01 November 2018
100 years since the Armistice remembered in two new exhibitions
Two new exhibitions chronicling the aftermath of the First World War on both sides of the River Tyne have opened at South Shields Museum & Art Gallery and Segedunum Roman Fort in Wallsend.
Our Hopes Profound: How WWI changed people’s lives in South Tyneside at South Shields Museum & Art Gallery and Hearts at Peace: How WWI changed people’s lives in North Tyneside at Segedunum both mark 100 years since the Armistice.
The exhibitions are part of The Returning from the Front project funded by the Heritage Lottery Fund. The project brought together South Tyneside Council, North Tyneside Council, Community Arts Project North East and Tyne & Wear Archives & Museums.
Geoff Woodward, Museum Manager said:
“The impact of the First World War on society, communities across Tyneside and on individuals, was intense and long-lasting. People had to cope with the life-changing effects of loss, disability, psychological damage, the changing roles of women, and unemployment.
“Of course there was also joy when the war, which many feared would go on for ever, finally ended. These exhibitions provide an engaging opportunity to reflect and explore these themes that touch many of us directly through our own ancestors.”
The exhibition’s titles are lines taken from the powerful Laurence Binyon poem For the Fallen.
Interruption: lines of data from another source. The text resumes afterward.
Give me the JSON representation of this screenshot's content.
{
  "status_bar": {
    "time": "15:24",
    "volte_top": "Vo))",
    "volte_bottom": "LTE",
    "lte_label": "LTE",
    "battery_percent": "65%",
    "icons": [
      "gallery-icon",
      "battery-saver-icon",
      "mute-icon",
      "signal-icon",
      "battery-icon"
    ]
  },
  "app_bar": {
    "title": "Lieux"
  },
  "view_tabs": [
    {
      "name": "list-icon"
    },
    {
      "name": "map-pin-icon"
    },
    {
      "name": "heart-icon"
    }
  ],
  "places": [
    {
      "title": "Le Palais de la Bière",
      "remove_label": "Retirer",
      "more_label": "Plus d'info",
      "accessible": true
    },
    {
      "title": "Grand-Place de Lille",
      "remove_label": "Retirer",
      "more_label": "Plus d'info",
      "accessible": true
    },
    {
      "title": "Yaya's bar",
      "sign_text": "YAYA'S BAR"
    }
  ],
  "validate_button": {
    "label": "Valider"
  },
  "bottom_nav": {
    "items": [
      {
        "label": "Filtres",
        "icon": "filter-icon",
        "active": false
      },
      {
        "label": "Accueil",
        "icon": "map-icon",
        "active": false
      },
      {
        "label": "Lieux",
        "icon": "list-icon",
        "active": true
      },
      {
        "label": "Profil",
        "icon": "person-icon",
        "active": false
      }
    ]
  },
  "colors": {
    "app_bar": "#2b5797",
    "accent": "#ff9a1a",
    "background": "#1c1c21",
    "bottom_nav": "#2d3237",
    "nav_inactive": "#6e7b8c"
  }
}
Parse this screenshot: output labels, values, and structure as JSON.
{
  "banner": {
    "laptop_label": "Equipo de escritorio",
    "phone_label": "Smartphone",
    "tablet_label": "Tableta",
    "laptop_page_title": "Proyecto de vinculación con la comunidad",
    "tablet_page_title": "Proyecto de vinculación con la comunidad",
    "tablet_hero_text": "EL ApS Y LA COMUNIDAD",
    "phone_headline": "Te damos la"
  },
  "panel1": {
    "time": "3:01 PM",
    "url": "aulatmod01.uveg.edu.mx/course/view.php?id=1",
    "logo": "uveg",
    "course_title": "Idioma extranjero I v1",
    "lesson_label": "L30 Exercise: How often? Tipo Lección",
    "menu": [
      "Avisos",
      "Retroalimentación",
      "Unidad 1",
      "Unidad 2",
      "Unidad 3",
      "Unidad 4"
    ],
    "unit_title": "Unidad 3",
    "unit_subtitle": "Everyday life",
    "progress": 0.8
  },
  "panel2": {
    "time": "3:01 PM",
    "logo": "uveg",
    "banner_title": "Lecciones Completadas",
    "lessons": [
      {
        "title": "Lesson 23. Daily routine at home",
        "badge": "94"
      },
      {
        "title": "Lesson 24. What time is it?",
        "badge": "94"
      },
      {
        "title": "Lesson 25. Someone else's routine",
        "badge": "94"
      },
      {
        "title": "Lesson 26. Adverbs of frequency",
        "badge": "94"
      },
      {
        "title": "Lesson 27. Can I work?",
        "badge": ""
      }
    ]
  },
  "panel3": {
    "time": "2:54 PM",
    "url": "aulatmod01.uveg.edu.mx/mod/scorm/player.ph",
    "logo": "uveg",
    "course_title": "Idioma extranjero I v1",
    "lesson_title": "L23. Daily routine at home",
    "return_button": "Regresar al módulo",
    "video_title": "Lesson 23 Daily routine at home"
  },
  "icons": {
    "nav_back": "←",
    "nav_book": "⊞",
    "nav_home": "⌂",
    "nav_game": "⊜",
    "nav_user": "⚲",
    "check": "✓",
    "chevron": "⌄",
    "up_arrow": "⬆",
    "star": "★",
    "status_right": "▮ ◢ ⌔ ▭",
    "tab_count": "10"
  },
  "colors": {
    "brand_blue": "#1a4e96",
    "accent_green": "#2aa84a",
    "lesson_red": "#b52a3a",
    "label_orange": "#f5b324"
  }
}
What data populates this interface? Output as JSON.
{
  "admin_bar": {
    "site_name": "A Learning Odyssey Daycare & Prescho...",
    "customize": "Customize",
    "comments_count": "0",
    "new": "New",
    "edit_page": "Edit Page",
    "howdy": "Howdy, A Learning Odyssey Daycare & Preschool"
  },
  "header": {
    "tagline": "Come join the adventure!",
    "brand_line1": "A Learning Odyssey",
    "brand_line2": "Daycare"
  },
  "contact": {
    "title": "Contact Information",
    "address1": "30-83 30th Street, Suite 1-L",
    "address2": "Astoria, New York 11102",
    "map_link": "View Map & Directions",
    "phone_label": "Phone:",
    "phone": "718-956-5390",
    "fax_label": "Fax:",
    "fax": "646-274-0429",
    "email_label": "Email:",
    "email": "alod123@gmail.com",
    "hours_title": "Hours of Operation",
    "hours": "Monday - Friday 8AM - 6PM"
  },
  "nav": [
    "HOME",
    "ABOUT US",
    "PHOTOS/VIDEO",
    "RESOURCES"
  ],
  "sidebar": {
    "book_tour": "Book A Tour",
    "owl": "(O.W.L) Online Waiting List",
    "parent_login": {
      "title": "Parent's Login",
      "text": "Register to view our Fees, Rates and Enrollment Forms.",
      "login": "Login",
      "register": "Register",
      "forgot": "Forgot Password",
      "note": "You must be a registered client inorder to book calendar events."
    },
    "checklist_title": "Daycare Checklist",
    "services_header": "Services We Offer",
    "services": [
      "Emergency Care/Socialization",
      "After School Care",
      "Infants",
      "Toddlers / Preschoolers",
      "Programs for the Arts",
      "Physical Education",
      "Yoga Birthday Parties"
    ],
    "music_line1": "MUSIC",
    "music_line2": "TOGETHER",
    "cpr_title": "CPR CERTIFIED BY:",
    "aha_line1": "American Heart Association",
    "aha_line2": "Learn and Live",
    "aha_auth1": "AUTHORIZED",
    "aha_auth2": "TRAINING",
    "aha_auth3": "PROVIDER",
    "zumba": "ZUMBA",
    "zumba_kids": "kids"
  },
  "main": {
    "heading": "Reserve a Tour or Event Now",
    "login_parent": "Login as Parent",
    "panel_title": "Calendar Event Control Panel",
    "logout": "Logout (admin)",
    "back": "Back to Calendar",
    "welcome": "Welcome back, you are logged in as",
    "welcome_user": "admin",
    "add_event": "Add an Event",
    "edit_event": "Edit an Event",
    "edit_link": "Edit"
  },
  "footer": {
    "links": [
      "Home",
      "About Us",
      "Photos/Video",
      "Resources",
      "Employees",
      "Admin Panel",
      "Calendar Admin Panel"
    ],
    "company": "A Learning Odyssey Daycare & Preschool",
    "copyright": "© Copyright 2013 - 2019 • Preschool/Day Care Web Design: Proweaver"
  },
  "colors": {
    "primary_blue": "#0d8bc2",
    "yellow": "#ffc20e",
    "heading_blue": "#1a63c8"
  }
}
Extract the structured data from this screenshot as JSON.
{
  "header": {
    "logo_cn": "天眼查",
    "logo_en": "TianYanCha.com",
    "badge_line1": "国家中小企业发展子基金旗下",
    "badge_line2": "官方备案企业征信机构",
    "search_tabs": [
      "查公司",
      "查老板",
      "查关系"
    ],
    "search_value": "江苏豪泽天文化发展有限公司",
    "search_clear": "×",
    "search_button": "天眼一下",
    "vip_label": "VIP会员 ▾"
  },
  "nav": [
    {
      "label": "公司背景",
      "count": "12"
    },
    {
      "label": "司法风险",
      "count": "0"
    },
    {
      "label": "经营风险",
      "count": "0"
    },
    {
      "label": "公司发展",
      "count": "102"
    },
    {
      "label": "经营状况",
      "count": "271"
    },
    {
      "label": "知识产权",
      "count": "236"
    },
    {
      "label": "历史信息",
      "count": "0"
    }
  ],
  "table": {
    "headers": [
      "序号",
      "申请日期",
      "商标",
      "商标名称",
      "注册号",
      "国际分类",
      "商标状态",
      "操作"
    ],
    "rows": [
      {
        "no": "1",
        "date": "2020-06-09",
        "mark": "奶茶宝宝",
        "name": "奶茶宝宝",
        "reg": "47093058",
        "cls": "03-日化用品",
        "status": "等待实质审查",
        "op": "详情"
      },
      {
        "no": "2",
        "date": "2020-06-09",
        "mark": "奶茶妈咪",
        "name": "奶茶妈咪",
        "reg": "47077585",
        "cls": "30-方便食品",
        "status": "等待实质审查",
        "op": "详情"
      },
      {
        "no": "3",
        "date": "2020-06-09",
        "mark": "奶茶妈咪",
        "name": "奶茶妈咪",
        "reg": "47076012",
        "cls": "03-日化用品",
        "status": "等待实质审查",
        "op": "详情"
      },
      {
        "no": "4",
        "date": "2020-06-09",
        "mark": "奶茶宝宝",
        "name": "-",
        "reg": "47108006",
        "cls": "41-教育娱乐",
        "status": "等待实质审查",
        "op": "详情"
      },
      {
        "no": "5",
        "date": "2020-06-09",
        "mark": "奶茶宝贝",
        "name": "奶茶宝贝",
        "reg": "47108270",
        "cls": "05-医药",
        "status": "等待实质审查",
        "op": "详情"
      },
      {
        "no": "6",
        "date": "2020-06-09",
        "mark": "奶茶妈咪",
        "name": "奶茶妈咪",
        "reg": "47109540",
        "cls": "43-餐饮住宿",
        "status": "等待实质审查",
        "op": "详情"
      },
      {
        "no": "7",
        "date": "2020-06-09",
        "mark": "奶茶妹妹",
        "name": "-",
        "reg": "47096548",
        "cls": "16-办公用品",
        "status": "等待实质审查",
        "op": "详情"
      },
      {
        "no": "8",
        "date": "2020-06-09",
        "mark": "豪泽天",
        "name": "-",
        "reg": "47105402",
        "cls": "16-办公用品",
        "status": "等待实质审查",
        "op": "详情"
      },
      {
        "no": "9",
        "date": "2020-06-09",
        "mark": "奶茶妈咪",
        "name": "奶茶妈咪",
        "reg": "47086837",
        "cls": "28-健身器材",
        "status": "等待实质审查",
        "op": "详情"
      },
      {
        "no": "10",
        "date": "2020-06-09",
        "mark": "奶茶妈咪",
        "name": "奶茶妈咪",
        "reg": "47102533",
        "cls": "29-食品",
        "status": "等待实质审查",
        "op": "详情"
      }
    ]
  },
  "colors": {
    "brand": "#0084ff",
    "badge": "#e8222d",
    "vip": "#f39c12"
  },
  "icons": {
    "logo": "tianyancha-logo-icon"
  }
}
Visitors can get up close to artworks, photos, personal diaries listing those who died, postcards and war ephemera like ration cards, identity tags and memorial plaques.
Both exhibitions features various personal stories of people from Tyneside. From the tragic story of war nurse Marion Dorothy Chapman of Westoe Village who died three months before the Armistice caring for the wounded in Egypt to the local conscientious objector Aaron Ernest Gompertz who rose to the position Mayor of South Shields.
Groups from local communities have contributed to the exhibitions; Wallsend Men’s Group looked at the impact of WWI on Wallsend creating artworks with artist Michelle Wood and children from primary schools all over the borough researched the life of Bombardier Victor Mercer and designed their own peace mug designs.
Lord Blyton Primary School in South Shields created designs for peace mugs and certificates like those given to children in South Shields and Jarrow at the end of the War. Members of Women’s Health in South Tyneside (WHiST) worked with glass artist Sue Delbridge in creating panels depicting woman at work during the war.